Summerworks-- Sharp Edges of Theatre-- Enough Rope


Enough Rope

Created and performed by: Michael Bradley, Tosha Doiron, Nicole St. Martin, and Zoe Sweet

Stage manager: Kristiin Freeland

Tent design: Yulia Shtern

Inspired by the writings of Franz Kafka and Ilse Aichinger

(Lower Ossington Studio Theatre)




Expressionism can be traced back to Europe and Scandinavia in the late 1800s and early 1900s—in dance, music, painting, and theatre, the latter two especially in Germany. This approach is highly stylized, with extremes in costume and makeup, speech that is unnatural, and narrative lines that often follow allegorical rather than logical or chronological stories. Add Expressionism to the movement to offend, involve, attack, or otherwise actually bring the audience into the performance (Peter Handke, The Wooster Group, and John Osborne come to mind), and we arrive somewhere close to the cloistered and intense atmosphere created by “Enough Rope.”

The show is sold out, and the audience is purposely kept small. Rather than be allowed to wander up, we are led, unusually, as a group, into the Lower Ossington Theatre. Our leader ignores the empty seats of the theatre ranging up beside us, and takes us instead to a flap door in a large installation that has been constructed on the stage, made of plain cloth—maybe burlap, maybe heavy cotton. This construction, designed by Yulia Shtern, has the feel of a circus tent, but a close and small one. It is mysterious. And, in resonance with the highly experiential nature of Expressionist theatre, it smells, very strongly of aromatic hay.

Once inside the tent, the avalanche of sensation is continuous. Warmly lit with golden incandescent light, we are seated on chairs set in a circle, so that half the audience faces the other half; further, intermingled with us are three of the four performers, heavily made up and dressed in archetypal outfits. From them, sounds are emitted, from shrieks to singing to various commentary. And in the middle of the space, on the floor, is a woman dressed in overalls, struggling to free herself—she is trussed with ropes.

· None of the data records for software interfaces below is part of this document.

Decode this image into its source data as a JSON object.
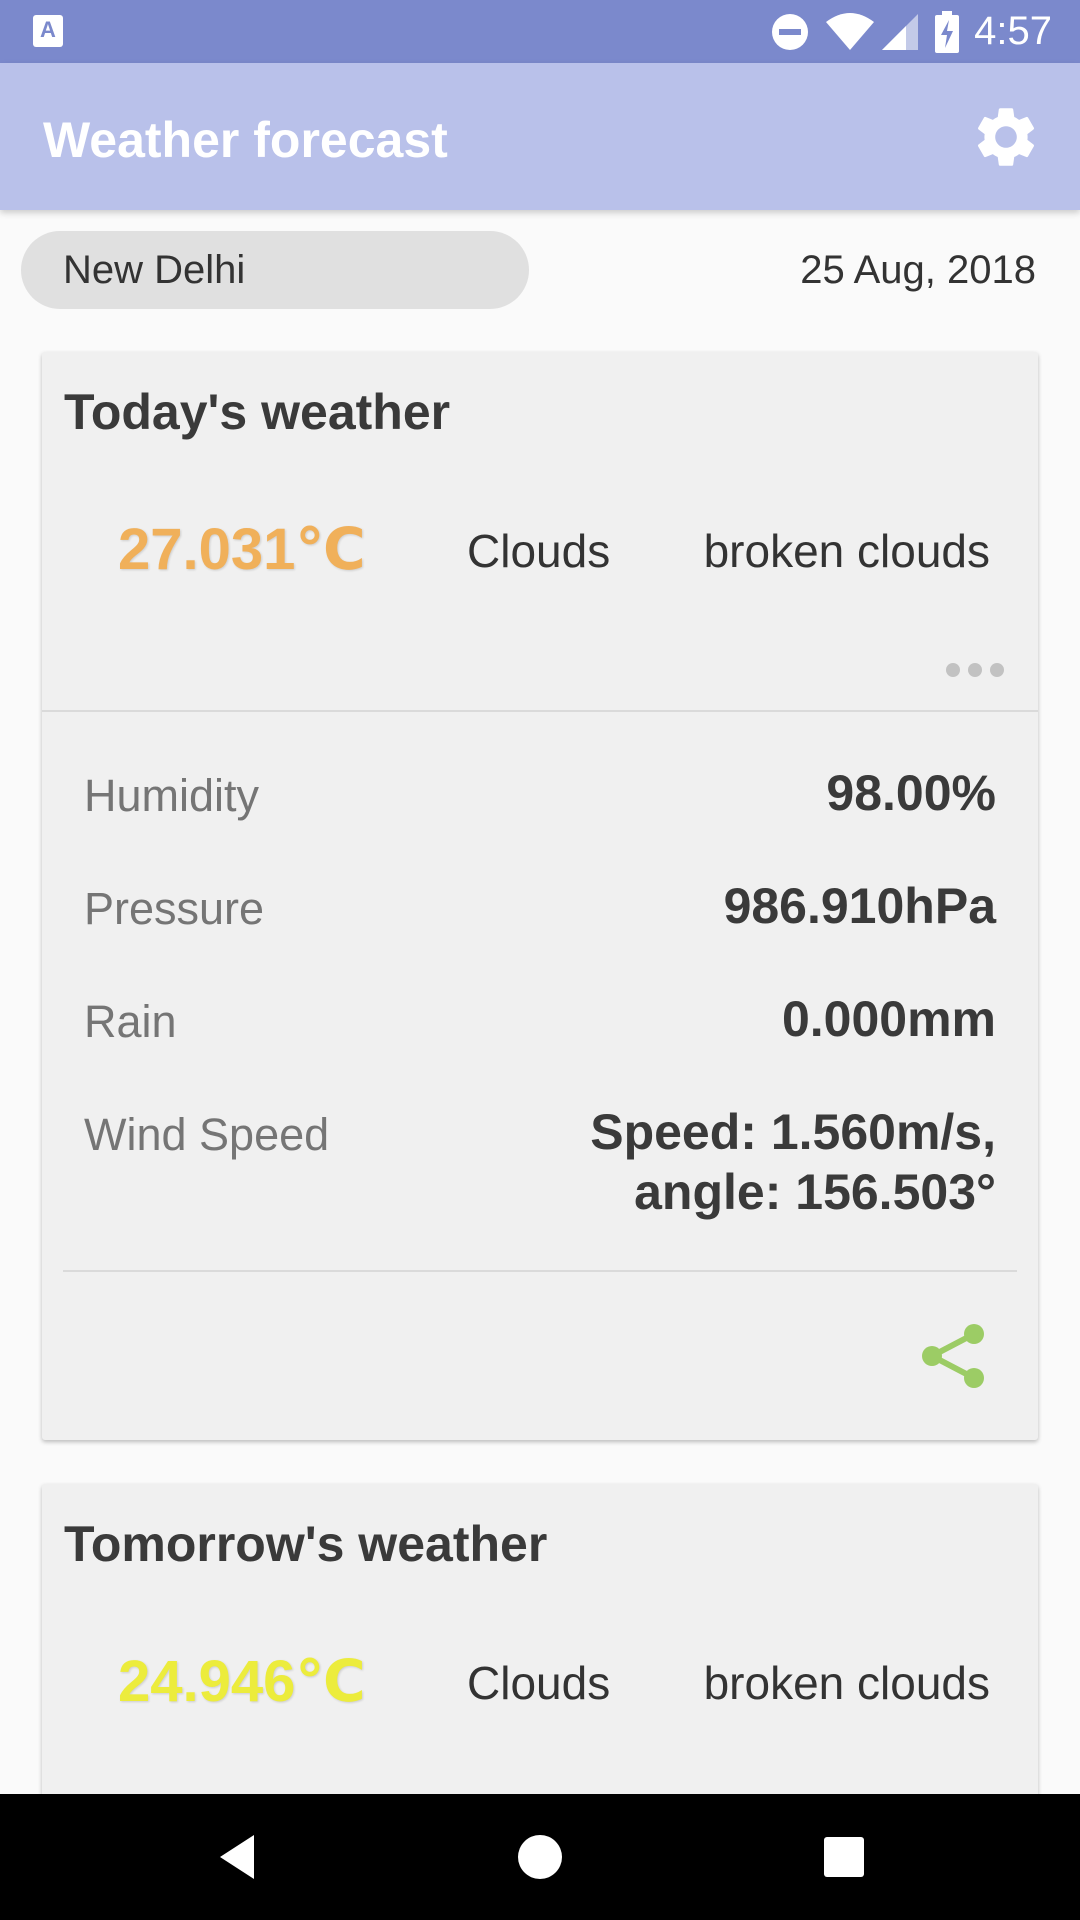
{
  "status_bar": {
    "time": "4:57",
    "icons": [
      "app-notification-icon",
      "do-not-disturb-icon",
      "wifi-icon",
      "cell-signal-icon",
      "battery-charging-icon"
    ],
    "color": "#7b89cc"
  },
  "app_bar": {
    "title": "Weather forecast",
    "settings_icon": "gear-icon",
    "color": "#b9c1ea"
  },
  "location": {
    "city": "New Delhi",
    "date": "25 Aug, 2018"
  },
  "today": {
    "title": "Today's weather",
    "temperature": "27.031℃",
    "temperature_color": "#f0b05a",
    "condition": "Clouds",
    "description": "broken clouds",
    "details": [
      {
        "label": "Humidity",
        "value": "98.00%"
      },
      {
        "label": "Pressure",
        "value": "986.910hPa"
      },
      {
        "label": "Rain",
        "value": "0.000mm"
      },
      {
        "label": "Wind Speed",
        "value_line1": "Speed: 1.560m/s,",
        "value_line2": "angle: 156.503°"
      }
    ],
    "share_icon": "share-icon",
    "share_color": "#9ccc65"
  },
  "tomorrow": {
    "title": "Tomorrow's weather",
    "temperature": "24.946℃",
    "temperature_color": "#ecec3c",
    "condition": "Clouds",
    "description": "broken clouds"
  },
  "nav_bar": {
    "buttons": [
      "back-icon",
      "home-icon",
      "recents-icon"
    ]
  }
}
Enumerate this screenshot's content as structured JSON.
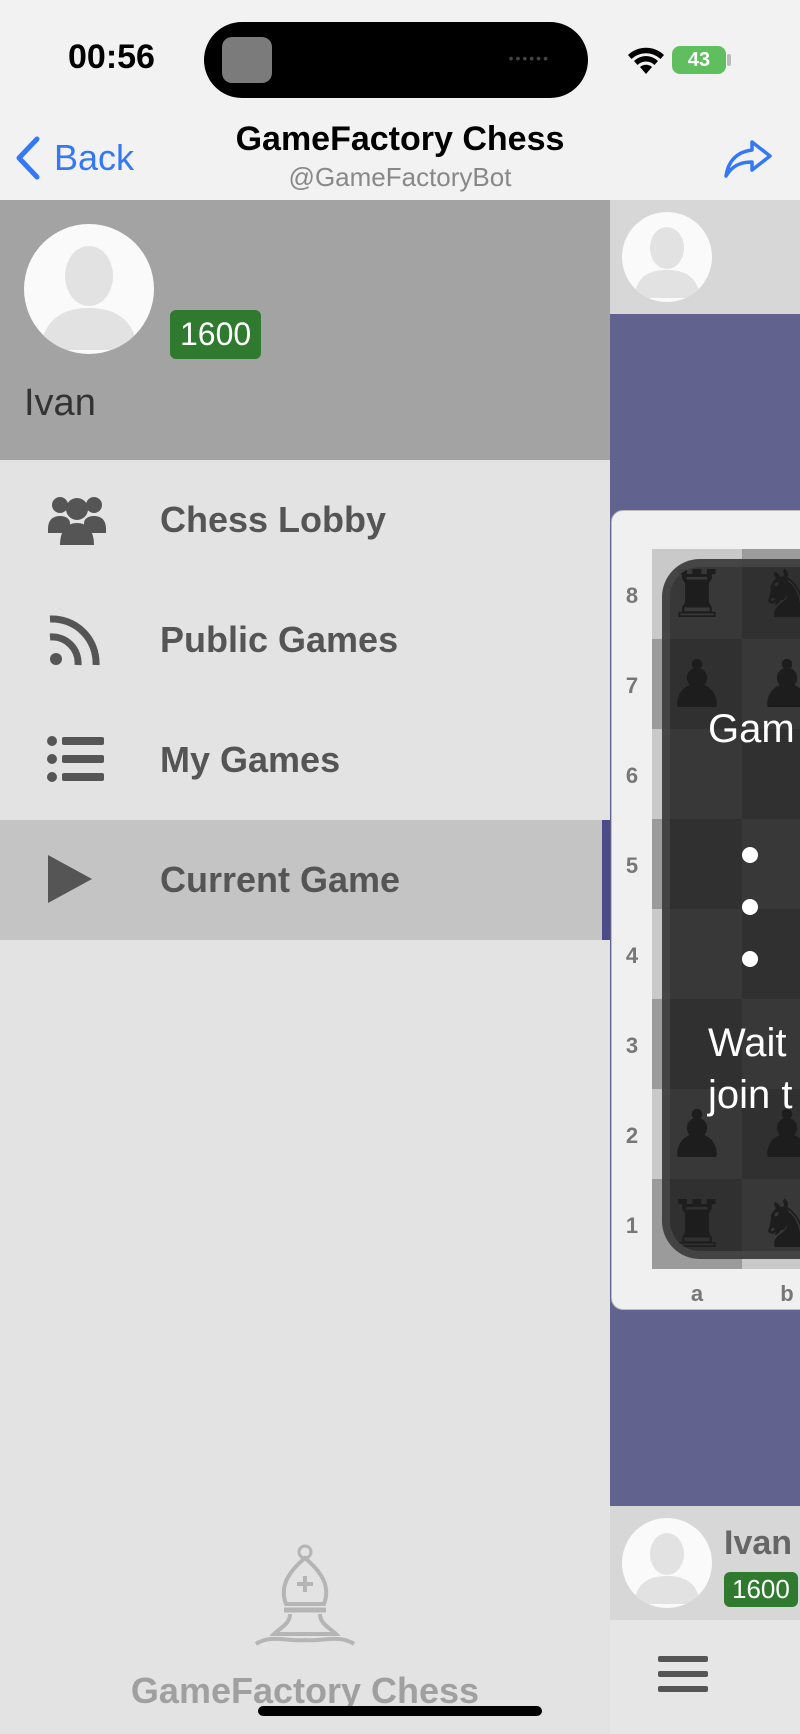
{
  "status_bar": {
    "time": "00:56",
    "battery": "43"
  },
  "nav": {
    "back_label": "Back",
    "title": "GameFactory Chess",
    "subtitle": "@GameFactoryBot"
  },
  "drawer": {
    "user": {
      "name": "Ivan",
      "rating": "1600"
    },
    "menu": [
      {
        "label": "Chess Lobby",
        "icon": "users-icon",
        "active": false
      },
      {
        "label": "Public Games",
        "icon": "rss-icon",
        "active": false
      },
      {
        "label": "My Games",
        "icon": "list-icon",
        "active": false
      },
      {
        "label": "Current Game",
        "icon": "play-icon",
        "active": true
      }
    ],
    "footer_text": "GameFactory Chess",
    "footer_icon": "bishop-logo-icon"
  },
  "game": {
    "ranks": [
      "8",
      "7",
      "6",
      "5",
      "4",
      "3",
      "2",
      "1"
    ],
    "files": [
      "a",
      "b"
    ],
    "overlay": {
      "title": "Gam",
      "wait_line1": "Wait",
      "wait_line2": "join t"
    },
    "bottom_player": {
      "name": "Ivan",
      "rating": "1600"
    }
  },
  "colors": {
    "accent": "#3478f6",
    "rating_badge": "#2f7a2f",
    "board_bg": "#62628f",
    "drawer_header": "#a3a3a3"
  }
}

The smell of hay stays strong in the enclosed space. On the one hand, it almost stings the eyes and nose; I was surprised that no one suffered a severe reaction and had to leave during the performance I saw. On the other hand, it forces attention and heightens consciousness.



The piece unfolds in a kind of surreality, as one after another, The Bound Man, The Writer, The Hunger Artist and Josephine the Singer offer up strange turns—one dressed as the top-hatted carnival master, one as the beautiful songstress-starlet-harlequin, one as a starving performer, and one tied in rope slowly freeing herself—in a questioning of the meaning of performance. Texts, drawn from Franz Kafka and the work of multiple-award-winning Austrian author Ilse Aichinger (best known for her experimental short story “Spiegelgeschichte” (1949), the fictional biography of a woman, told backwards) are interlaced with more immediate action—struggles, singing, the playing of a saw with a bow, and occasionally dance, sometimes leaping from their seats among the audience, sometimes rolling on the floor.



Michael Bradley, Tosha Doiron, Nicole St. Martin and Zoe Sweet perform with energy, clarity, and bold presence. This is not an easy piece, drawing intellectual and ontological questions right into the small space. At times mesmerizing and intense (during Josephine the Singer’s self-interrogation about the selfishness of seeking attention, for example) and at times losing its way in sensation, Enough Rope dares us to consider our plight, as audience (confined by the tent of our conventionality, by what we expect from theatre) and as performers (tightly tied by the ropes of wanting fame, or to please, or even to follow without thinking). Kristiin Freeland (stage manager) and the performers have provided a rare experience: courage, forthrightness, and the odd beauty of being surrounded by untrammelled, gorgeous strong practice and imagination. Why make theatre, Enough Rope asks, while plunging us into theatre that is unflinching, aesthetic, and real. At the end, the performers leave. We sit there. Will they come back? Can we applaud? Should we? This is daring and provocative work, and I look forward to more of this company’s performances.